[[ Record extracts open ]]

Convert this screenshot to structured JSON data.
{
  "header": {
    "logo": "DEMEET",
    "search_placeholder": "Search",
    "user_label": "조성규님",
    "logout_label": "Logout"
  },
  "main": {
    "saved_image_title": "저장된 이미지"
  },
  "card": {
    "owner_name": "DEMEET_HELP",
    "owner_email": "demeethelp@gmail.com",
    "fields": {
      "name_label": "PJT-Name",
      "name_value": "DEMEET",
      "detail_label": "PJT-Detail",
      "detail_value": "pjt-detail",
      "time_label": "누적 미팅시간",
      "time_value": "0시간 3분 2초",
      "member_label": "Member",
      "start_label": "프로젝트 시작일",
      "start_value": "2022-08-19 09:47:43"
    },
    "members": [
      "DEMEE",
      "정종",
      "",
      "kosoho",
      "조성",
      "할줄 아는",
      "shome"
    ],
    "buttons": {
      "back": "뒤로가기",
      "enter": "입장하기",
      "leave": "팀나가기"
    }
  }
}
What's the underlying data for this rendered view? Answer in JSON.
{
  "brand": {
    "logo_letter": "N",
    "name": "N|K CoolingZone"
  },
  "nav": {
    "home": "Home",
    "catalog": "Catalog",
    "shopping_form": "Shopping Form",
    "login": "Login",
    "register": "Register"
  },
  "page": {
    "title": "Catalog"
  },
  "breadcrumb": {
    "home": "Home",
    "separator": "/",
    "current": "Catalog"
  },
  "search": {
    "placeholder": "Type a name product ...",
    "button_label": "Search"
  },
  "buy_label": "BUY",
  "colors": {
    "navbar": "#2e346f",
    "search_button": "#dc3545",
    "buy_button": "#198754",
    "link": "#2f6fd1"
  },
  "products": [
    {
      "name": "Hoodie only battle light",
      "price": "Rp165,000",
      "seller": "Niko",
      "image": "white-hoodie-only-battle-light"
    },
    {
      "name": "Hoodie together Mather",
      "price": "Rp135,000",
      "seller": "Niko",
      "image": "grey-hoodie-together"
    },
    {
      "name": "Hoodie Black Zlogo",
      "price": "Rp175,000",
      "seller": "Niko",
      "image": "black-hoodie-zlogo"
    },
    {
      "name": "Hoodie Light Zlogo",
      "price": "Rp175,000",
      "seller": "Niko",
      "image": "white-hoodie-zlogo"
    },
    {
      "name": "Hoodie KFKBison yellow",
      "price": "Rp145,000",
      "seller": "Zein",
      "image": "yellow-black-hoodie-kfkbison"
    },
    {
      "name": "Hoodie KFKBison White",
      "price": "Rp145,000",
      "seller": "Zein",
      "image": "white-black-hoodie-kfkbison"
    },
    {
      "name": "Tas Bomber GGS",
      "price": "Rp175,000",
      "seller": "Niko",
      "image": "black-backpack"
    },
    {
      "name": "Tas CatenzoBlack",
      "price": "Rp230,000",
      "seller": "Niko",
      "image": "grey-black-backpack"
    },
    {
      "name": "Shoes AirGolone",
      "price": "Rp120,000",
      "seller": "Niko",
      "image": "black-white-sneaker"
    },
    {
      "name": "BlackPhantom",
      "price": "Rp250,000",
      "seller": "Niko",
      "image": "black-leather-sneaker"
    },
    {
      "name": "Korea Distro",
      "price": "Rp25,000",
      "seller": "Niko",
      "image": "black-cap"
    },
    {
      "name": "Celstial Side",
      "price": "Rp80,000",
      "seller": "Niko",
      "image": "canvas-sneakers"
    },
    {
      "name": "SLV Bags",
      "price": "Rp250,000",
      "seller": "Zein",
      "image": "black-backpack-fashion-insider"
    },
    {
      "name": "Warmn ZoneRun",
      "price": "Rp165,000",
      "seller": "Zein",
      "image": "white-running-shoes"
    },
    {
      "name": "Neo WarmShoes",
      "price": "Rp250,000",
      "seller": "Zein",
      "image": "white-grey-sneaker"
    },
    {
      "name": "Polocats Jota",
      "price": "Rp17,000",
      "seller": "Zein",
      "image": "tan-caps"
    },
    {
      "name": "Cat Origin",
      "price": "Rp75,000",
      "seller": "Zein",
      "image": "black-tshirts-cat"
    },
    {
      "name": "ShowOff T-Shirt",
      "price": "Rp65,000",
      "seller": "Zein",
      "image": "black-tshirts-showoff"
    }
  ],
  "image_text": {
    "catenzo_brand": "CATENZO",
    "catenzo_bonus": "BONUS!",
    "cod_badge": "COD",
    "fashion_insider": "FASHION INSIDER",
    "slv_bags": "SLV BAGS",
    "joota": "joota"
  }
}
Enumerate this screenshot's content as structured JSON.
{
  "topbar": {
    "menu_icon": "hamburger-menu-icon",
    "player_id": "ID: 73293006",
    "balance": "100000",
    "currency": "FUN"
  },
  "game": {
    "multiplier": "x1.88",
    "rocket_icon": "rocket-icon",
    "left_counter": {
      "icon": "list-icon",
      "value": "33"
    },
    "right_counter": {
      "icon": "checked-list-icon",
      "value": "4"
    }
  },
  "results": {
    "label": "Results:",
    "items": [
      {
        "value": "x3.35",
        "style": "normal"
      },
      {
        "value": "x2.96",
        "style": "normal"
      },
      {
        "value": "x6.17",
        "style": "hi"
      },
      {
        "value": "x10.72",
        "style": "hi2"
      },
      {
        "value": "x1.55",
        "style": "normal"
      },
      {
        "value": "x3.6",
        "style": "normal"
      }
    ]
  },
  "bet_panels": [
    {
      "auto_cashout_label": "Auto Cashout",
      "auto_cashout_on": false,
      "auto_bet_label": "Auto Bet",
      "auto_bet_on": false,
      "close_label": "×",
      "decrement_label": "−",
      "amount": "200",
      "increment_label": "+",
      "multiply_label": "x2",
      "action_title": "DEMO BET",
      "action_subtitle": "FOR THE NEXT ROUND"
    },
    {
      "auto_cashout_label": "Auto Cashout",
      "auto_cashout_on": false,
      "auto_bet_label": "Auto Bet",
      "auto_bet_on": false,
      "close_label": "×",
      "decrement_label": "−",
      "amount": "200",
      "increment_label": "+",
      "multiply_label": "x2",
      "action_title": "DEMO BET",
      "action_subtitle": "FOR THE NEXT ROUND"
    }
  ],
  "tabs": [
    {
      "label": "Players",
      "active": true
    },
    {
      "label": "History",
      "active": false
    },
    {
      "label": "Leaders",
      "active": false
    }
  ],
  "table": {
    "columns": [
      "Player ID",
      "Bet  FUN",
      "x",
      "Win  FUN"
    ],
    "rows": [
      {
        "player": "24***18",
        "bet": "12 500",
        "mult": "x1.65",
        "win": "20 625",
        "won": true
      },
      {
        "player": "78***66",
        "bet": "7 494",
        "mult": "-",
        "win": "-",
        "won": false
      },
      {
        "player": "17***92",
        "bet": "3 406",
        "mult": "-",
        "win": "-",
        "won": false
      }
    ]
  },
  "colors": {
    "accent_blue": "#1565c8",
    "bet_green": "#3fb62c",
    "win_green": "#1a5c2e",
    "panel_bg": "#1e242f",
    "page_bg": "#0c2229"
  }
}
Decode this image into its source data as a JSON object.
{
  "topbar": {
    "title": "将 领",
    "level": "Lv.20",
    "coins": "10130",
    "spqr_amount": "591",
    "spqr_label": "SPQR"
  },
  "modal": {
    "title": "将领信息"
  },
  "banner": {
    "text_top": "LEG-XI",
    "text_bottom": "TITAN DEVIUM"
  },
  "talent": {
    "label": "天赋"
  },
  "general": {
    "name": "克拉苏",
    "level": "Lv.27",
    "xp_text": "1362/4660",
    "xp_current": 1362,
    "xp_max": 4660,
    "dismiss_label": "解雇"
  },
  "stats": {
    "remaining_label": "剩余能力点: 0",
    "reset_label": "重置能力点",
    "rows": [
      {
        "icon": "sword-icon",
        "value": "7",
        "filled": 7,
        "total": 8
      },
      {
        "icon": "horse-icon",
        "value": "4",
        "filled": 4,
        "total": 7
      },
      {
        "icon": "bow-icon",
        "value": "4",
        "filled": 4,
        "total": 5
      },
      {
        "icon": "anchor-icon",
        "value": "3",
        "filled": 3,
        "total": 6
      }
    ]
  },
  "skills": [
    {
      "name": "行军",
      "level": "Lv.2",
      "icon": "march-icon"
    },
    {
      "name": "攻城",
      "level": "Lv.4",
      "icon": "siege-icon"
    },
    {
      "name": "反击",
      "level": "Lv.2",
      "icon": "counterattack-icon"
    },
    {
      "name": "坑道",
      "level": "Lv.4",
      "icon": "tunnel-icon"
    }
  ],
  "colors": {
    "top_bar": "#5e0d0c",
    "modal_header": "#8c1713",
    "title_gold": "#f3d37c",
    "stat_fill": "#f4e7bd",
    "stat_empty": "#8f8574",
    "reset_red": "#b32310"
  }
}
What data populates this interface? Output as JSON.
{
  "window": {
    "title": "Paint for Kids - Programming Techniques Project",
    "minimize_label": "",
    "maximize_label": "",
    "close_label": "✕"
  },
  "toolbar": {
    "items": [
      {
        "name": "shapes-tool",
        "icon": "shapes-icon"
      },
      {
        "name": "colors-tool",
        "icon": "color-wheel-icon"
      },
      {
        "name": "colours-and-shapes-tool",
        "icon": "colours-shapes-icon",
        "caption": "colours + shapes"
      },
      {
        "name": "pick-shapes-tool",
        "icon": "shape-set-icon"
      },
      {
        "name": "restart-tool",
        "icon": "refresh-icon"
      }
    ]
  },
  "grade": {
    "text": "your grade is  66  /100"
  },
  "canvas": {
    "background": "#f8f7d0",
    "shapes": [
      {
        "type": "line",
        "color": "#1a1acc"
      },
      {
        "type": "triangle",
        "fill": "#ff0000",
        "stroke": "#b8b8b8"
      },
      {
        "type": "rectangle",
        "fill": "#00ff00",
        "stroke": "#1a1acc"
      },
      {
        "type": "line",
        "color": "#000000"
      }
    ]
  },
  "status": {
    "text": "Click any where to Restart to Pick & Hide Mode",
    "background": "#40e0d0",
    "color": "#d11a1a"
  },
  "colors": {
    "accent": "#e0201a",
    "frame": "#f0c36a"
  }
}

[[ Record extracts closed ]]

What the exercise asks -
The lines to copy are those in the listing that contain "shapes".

Exercise response -
        "name": "shapes-tool",
        "icon": "shapes-icon"
        "name": "colours-and-shapes-tool",
        "icon": "colours-shapes-icon",
        "caption": "colours + shapes"
        "name": "pick-shapes-tool",
    "shapes": [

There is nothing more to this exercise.